Correlogram

of a time series $x _ {1} \dots x _ {T}$

The set of serial (sample) correlation coefficients

$$r _ {t} = \ \frac{ { \frac{1}{T - t } } \sum _ {s = 1 } ^ { {T } - t } ( x _ {s} - \overline{x}\; ) ( x _ {s + t } - \overline{x}\; ) }{ { \frac{1}{T} } \sum _ {s = 1 } ^ { T } ( x _ {s} - \overline{x}\; ) ^ {2} } ,\ \ t = 1 \dots T - 1,$$

where $\overline{x}\;$ is the sample mean of the series, i.e.

$$\overline{x}\; = \ { \frac{1}{T} } \sum _ {s = 1 } ^ { T } x _ {s} .$$

The term correlogram is sometimes applied to the graph of $r _ {t}$ as a function of $t$. It is an empirical measure of the statistical interdependence of the terms of the sequence $\{ x _ {t} \}$. In time-series analysis, the correlogram is used for statistical inferences concerning a probability model suggested for the description and explanation of an observed sequence of data.

The term theoretical correlogram is sometimes used for the normalized correlation function of a (stationary) random sequence $\{ X _ {t} \}$:

$$\rho _ {t} = \ \frac{ \mathop{\rm cov} ( X _ {s} , X _ {s + t } ) }{ {\mathsf D} ( X _ {s} ) } ,\ \ t = 1, 2 \dots$$

where

$$\mathop{\rm cov} ( X _ {s} , X _ {s + t } ) = \ {\mathsf E} ( X _ {s} - {\mathsf E} X _ {s} ) ( X _ {s + t } - {\mathsf E} X _ {s + t } )$$

is the covariance of the random variables $X _ {s} , X _ {s + t }$, and ${\mathsf D} ( X _ {s} )$ is the variance of the random variable $X _ {s}$. If $\{ x _ {t} \}$ is regarded as a realization of the random sequence $\{ X _ {t} \}$, then, under fairly general assumptions, the sample correlogram $\{ r _ {t} \}$ gives consistent and asymptotically normal estimators for the theoretical correlogram $\{ \rho _ {t} \}$( see [3]).

From a mathematical point of view, the descriptions of a stationary random sequence in correlation and spectral terms are equivalent; in the statistical analysis of time series, however, the correlation and spectral approaches have different fields of application, depending on the initial material and the final aim of the analysis. Whereas spectral analysis gives one an idea of the existence and intensities of periodic components in a time series, correlation methods are more convenient when one is investigating statistical relationships between consecutive values of the observed data. In statistical practice, methods based on the correlogram are usually employed when there are grounds to postulate a fairly simple stochastic model (auto-regression, moving averages or a mixed model with auto-regression and moving averages of relatively low orders) generating the given time series (e.g. in econometrics). In such models, the theoretical correlogram $\{ \rho _ {t} \}$ possesses special properties (it vanishes for all sufficiently large $t$- values in the moving-averages model; in auto-regression models it decreases exponentially with possible oscillation). The presence of one such property in the sample correlogram may serve as an indication for a certain hypothetical probability model. In order to check for goodness-of-fit and to estimate the parameters of the selected model, statistical methods have been developed based on the distributions of the serial correlation coefficients.

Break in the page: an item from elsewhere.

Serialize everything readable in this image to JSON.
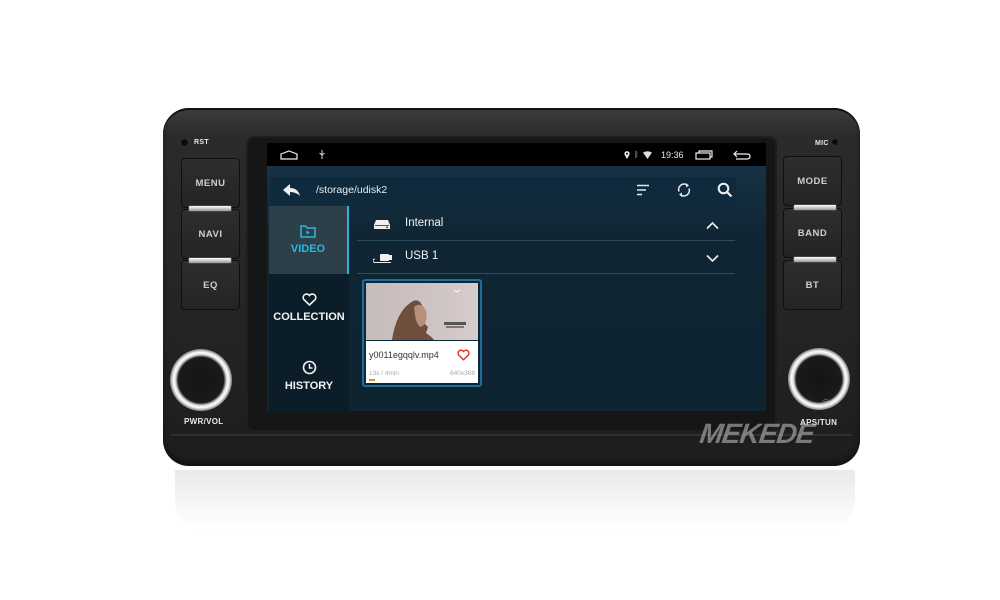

References

 [1] T.W. Anderson, "The statistical analysis of time series" , Wiley (1971) [2] M.G. Kendall, A. Stuart, "The advanced theory of statistics" , 3. Design and analysis , Griffin (1966) [3] E.J. Hannan, "Multiple time series" , Wiley (1970)
How to Cite This Entry:
Correlogram. Encyclopedia of Mathematics. URL: http://encyclopediaofmath.org/index.php?title=Correlogram&oldid=46529
This article was adapted from an original article by A.S. Kholevo (originator), which appeared in Encyclopedia of Mathematics - ISBN 1402006098. See original article